In the case of the replicants in Blade Runner, the so-called fusion of machine preciseness is meshed with the matrix of human flesh—but supposedly without the human characteristic of emotions, empathy and so forth. Deckard, who had been indoctrinated into believing that replicants were mere machines, was facing an emotional dilemma because of a stirring of regret (or empathy) when “retiring” the replicant/machines. As we find out in the later 1992 director’s cut of Blade Runner, this could be that Deckard, possibly a replicant himself, intuitively identified with them. Or was it simply his humanity emerging from the closet of decayed urbanity that engulfed him?
The central problems in Blade Runner are essentially moral ones, producer Michael Deeley points out. “Should the replicants kill to gain moral life? Should Harrison Ford be killing them simply because they want to exist? These questions begin to tangle up Deckard’s thinking…especially when he becomes involved with a female replicant himself.”
The philosophy of Blade Runner clearly aligns with the definition of humanity that has dominated science fiction film in the fifties—the golden age of the genre. Such classics as The Thing from Another World, Invaders from Mars and Invasion of the Body Snatchers all postulate that humans have feelings, while non-humans do not. Blade Runner discombobulates the theorem by denaturalizing it into what has feelings is human. Thus, Blade Runner is as much about Deckard’s recovery of empathetic response as it is about the replicants’ development of such a response. The irritated Nazis kept awake by the children’s cries with their inability to empathize were less than human. “What raises the android Roy Batty to human status in Blade Runner,” writes Norman Spinrad, “is that, on the brink of his own death, he is able to empathize with Deckard. What makes true beings is that ultimately, on one level or another, whatever reality mazes they may be caught in, they realize that the true base reality is not absolute or perceptual, but moral and empathetic.”

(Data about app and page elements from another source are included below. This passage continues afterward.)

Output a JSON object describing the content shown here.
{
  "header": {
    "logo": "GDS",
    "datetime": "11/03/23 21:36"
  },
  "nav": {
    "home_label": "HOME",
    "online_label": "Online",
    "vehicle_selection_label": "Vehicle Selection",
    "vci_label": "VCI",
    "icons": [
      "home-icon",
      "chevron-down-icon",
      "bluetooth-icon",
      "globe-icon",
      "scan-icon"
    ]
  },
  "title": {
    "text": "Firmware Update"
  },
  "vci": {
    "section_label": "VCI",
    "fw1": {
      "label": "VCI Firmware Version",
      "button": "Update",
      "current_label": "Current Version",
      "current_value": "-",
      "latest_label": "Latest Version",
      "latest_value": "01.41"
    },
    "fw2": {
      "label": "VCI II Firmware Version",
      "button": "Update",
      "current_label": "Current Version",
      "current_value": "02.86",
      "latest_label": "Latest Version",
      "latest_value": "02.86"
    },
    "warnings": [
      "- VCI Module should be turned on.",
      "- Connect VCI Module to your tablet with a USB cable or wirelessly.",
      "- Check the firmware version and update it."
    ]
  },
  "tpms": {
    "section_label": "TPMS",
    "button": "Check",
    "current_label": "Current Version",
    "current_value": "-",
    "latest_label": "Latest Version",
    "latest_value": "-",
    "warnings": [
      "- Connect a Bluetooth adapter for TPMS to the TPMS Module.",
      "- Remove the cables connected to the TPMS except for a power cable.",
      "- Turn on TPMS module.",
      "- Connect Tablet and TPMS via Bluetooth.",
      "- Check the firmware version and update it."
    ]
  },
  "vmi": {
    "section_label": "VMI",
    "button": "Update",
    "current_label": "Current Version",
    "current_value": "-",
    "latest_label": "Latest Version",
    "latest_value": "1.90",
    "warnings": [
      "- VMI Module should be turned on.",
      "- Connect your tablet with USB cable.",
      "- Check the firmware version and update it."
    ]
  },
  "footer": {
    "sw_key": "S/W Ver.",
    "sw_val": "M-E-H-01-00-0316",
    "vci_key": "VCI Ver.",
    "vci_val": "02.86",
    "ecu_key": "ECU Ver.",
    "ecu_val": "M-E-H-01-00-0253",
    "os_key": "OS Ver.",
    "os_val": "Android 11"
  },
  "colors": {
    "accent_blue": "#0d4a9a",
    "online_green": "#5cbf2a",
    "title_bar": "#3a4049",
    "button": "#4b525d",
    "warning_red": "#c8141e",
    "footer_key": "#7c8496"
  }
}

The ultimate relevance of Blade Runner lies in its challenge of what it must mean to be human. It raises the eternal gnawing doubt as to our own humanity or lack of it. These are the same issues raised by the great religions and philosophies of the past. And it goes to how we respond to the pain of those around us. Do we reach for the one downed by the crushing perplexity of modernity or do we merely pass by, forgetting about that grizzled human lying on the sidewalk who is drowning in the gutter created by the disintegrating and dehumanizing post-modern existence?
Blade Runner is one of the most copied films of all time. There are three basic cuts of the film—theatrical, international and director’s cut. The director’s cut is recommended for various reasons and provides the necessary clues as to whether Deckard is a replicant or a human, a question that many of us should be asking ourselves. After being shown some preliminary footage of the film version of his book, Dick said: “This is not like anything we have ever seen…. It isn’t like anything that has ever been done.” This statement still stands.

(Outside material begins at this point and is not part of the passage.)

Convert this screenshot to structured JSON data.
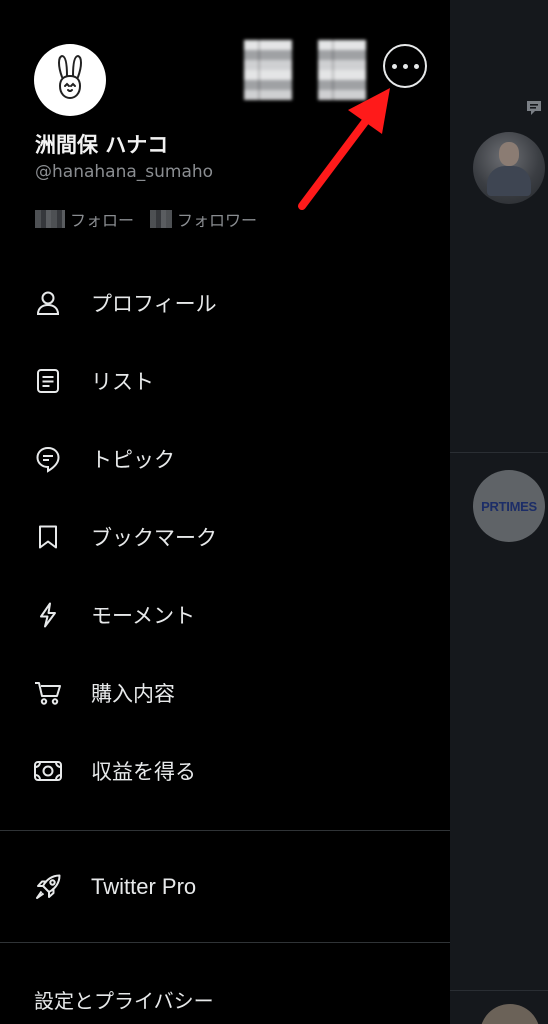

Scott Bukatman, Blade Runner (British Film Institute, 1997)
Scott Bukatman, Terminal Identity: The Virtual Subject in Postmodern Science Fiction (Duke University Press, 1993)

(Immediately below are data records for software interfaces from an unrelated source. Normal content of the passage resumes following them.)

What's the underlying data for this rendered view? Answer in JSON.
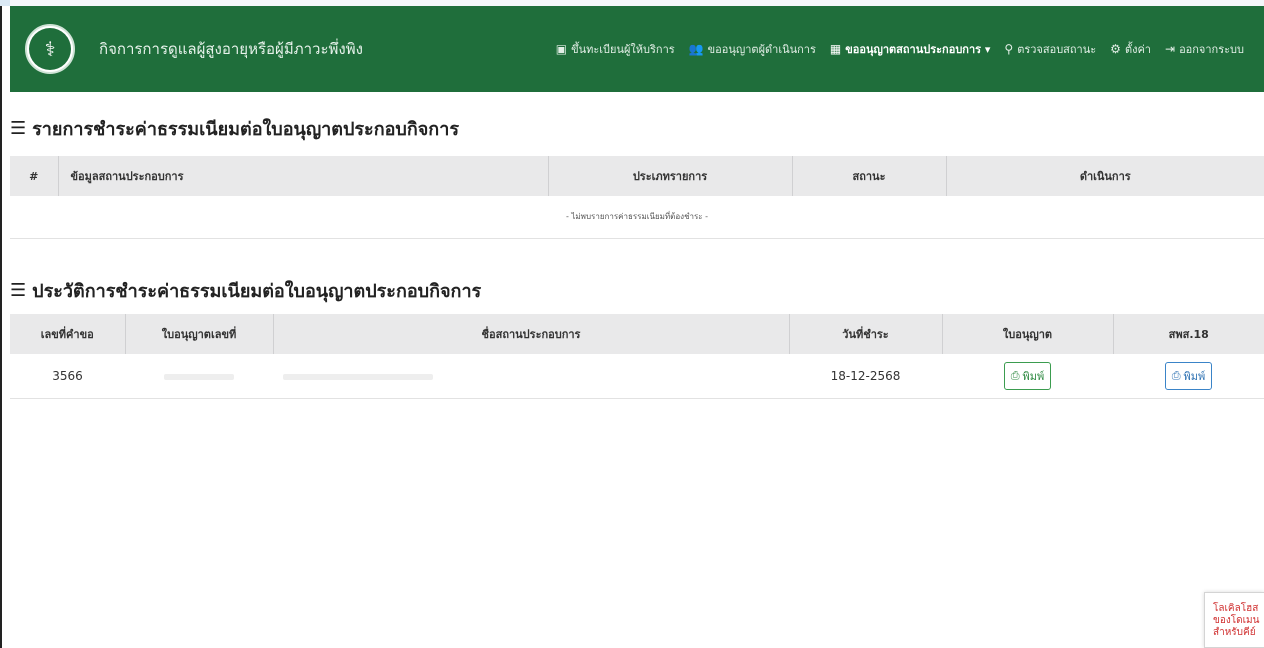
{
  "navbar": {
    "brand": "กิจการการดูแลผู้สูงอายุหรือผู้มีภาวะพึ่งพิง",
    "items": [
      {
        "icon": "▣",
        "label": "ขึ้นทะเบียนผู้ให้บริการ",
        "active": false
      },
      {
        "icon": "👥",
        "label": "ขออนุญาตผู้ดำเนินการ",
        "active": false
      },
      {
        "icon": "▦",
        "label": "ขออนุญาตสถานประกอบการ ▾",
        "active": true
      },
      {
        "icon": "⚲",
        "label": "ตรวจสอบสถานะ",
        "active": false
      },
      {
        "icon": "⚙",
        "label": "ตั้งค่า",
        "active": false
      },
      {
        "icon": "⇥",
        "label": "ออกจากระบบ",
        "active": false
      }
    ]
  },
  "pending": {
    "title": "รายการชำระค่าธรรมเนียมต่อใบอนุญาตประกอบกิจการ",
    "columns": [
      "#",
      "ข้อมูลสถานประกอบการ",
      "ประเภทรายการ",
      "สถานะ",
      "ดำเนินการ"
    ],
    "empty_message": "- ไม่พบรายการค่าธรรมเนียมที่ต้องชำระ -"
  },
  "history": {
    "title": "ประวัติการชำระค่าธรรมเนียมต่อใบอนุญาตประกอบกิจการ",
    "columns": [
      "เลขที่คำขอ",
      "ใบอนุญาตเลขที่",
      "ชื่อสถานประกอบการ",
      "วันที่ชำระ",
      "ใบอนุญาต",
      "สพส.18"
    ],
    "rows": [
      {
        "request_no": "3566",
        "payment_date": "18-12-2568",
        "license_btn": "พิมพ์",
        "form_btn": "พิมพ์"
      }
    ]
  },
  "recaptcha": {
    "line1": "โลเคิลโฮส",
    "line2": "ของโดเมน",
    "line3": "สำหรับคีย์"
  }
}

Paul M. Sammon, Future Noir: The Making of Blade Runner (HarperPrism, 1996)
Paul M. Sammon, Ridley Scott (Thunder’s Mouth Press, 1999)
Norman Spinard, “The Transmogrification of Philip K. Dick,” in Science Fiction in the Real World (Southern Illinois University Press, 1990)
J. P. Telotte, Science Fiction Film (Cambridge University Press, 2001)
Source: Godspy Magazine, September 15, 2004